[PROVIDED RECORDS — start]

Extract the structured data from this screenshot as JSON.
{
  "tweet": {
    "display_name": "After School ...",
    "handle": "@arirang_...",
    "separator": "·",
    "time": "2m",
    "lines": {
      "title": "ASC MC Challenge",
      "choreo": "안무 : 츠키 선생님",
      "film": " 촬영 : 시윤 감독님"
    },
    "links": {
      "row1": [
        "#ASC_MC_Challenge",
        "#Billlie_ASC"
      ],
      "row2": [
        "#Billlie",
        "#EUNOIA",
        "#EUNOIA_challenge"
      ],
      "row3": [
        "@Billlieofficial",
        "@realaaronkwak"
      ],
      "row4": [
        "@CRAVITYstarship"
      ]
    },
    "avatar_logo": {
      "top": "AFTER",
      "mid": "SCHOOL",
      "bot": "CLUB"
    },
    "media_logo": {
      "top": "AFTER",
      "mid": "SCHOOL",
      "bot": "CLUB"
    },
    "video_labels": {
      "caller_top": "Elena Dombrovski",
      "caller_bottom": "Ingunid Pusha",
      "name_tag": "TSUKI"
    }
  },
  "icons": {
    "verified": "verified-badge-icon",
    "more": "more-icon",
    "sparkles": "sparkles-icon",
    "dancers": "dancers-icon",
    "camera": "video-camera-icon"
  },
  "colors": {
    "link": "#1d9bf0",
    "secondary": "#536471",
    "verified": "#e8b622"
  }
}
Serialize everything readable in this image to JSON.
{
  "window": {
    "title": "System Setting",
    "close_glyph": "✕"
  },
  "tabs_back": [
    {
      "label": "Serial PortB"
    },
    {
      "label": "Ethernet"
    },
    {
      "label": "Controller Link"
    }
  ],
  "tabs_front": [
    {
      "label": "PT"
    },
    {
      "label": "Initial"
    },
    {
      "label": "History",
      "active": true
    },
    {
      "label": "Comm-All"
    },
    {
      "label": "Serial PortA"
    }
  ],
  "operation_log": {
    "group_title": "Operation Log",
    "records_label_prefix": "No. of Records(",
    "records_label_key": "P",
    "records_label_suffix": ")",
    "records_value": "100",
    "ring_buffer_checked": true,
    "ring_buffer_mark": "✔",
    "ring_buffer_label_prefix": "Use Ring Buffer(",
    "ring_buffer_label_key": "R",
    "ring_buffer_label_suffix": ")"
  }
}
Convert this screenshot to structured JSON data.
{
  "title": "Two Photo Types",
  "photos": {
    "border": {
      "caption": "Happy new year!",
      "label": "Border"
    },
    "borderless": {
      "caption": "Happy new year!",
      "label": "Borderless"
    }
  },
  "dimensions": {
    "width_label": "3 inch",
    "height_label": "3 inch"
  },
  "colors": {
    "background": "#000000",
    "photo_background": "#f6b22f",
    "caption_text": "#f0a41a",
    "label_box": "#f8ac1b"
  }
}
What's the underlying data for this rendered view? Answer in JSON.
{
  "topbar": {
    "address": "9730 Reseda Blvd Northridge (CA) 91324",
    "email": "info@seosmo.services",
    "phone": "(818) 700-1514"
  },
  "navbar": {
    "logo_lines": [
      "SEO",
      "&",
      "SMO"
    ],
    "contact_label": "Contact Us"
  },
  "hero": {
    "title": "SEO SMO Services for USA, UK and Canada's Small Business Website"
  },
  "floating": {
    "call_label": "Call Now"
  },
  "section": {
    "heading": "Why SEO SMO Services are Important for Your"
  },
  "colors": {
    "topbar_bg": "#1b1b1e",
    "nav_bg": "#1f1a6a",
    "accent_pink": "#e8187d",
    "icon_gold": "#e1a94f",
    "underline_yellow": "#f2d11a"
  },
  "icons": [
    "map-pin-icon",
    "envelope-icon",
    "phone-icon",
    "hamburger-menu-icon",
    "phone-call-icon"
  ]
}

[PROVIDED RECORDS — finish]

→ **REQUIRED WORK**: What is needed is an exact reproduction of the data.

→ **RESPONSE**:
Extract the structured data from this screenshot as JSON.
{
  "tweet": {
    "display_name": "After School ...",
    "handle": "@arirang_...",
    "separator": "·",
    "time": "2m",
    "lines": {
      "title": "ASC MC Challenge",
      "choreo": "안무 : 츠키 선생님",
      "film": " 촬영 : 시윤 감독님"
    },
    "links": {
      "row1": [
        "#ASC_MC_Challenge",
        "#Billlie_ASC"
      ],
      "row2": [
        "#Billlie",
        "#EUNOIA",
        "#EUNOIA_challenge"
      ],
      "row3": [
        "@Billlieofficial",
        "@realaaronkwak"
      ],
      "row4": [
        "@CRAVITYstarship"
      ]
    },
    "avatar_logo": {
      "top": "AFTER",
      "mid": "SCHOOL",
      "bot": "CLUB"
    },
    "media_logo": {
      "top": "AFTER",
      "mid": "SCHOOL",
      "bot": "CLUB"
    },
    "video_labels": {
      "caller_top": "Elena Dombrovski",
      "caller_bottom": "Ingunid Pusha",
      "name_tag": "TSUKI"
    }
  },
  "icons": {
    "verified": "verified-badge-icon",
    "more": "more-icon",
    "sparkles": "sparkles-icon",
    "dancers": "dancers-icon",
    "camera": "video-camera-icon"
  },
  "colors": {
    "link": "#1d9bf0",
    "secondary": "#536471",
    "verified": "#e8b622"
  }
}
Serialize everything readable in this image to JSON.
{
  "window": {
    "title": "System Setting",
    "close_glyph": "✕"
  },
  "tabs_back": [
    {
      "label": "Serial PortB"
    },
    {
      "label": "Ethernet"
    },
    {
      "label": "Controller Link"
    }
  ],
  "tabs_front": [
    {
      "label": "PT"
    },
    {
      "label": "Initial"
    },
    {
      "label": "History",
      "active": true
    },
    {
      "label": "Comm-All"
    },
    {
      "label": "Serial PortA"
    }
  ],
  "operation_log": {
    "group_title": "Operation Log",
    "records_label_prefix": "No. of Records(",
    "records_label_key": "P",
    "records_label_suffix": ")",
    "records_value": "100",
    "ring_buffer_checked": true,
    "ring_buffer_mark": "✔",
    "ring_buffer_label_prefix": "Use Ring Buffer(",
    "ring_buffer_label_key": "R",
    "ring_buffer_label_suffix": ")"
  }
}
Convert this screenshot to structured JSON data.
{
  "title": "Two Photo Types",
  "photos": {
    "border": {
      "caption": "Happy new year!",
      "label": "Border"
    },
    "borderless": {
      "caption": "Happy new year!",
      "label": "Borderless"
    }
  },
  "dimensions": {
    "width_label": "3 inch",
    "height_label": "3 inch"
  },
  "colors": {
    "background": "#000000",
    "photo_background": "#f6b22f",
    "caption_text": "#f0a41a",
    "label_box": "#f8ac1b"
  }
}
What's the underlying data for this rendered view? Answer in JSON.
{
  "topbar": {
    "address": "9730 Reseda Blvd Northridge (CA) 91324",
    "email": "info@seosmo.services",
    "phone": "(818) 700-1514"
  },
  "navbar": {
    "logo_lines": [
      "SEO",
      "&",
      "SMO"
    ],
    "contact_label": "Contact Us"
  },
  "hero": {
    "title": "SEO SMO Services for USA, UK and Canada's Small Business Website"
  },
  "floating": {
    "call_label": "Call Now"
  },
  "section": {
    "heading": "Why SEO SMO Services are Important for Your"
  },
  "colors": {
    "topbar_bg": "#1b1b1e",
    "nav_bg": "#1f1a6a",
    "accent_pink": "#e8187d",
    "icon_gold": "#e1a94f",
    "underline_yellow": "#f2d11a"
  },
  "icons": [
    "map-pin-icon",
    "envelope-icon",
    "phone-icon",
    "hamburger-menu-icon",
    "phone-call-icon"
  ]
}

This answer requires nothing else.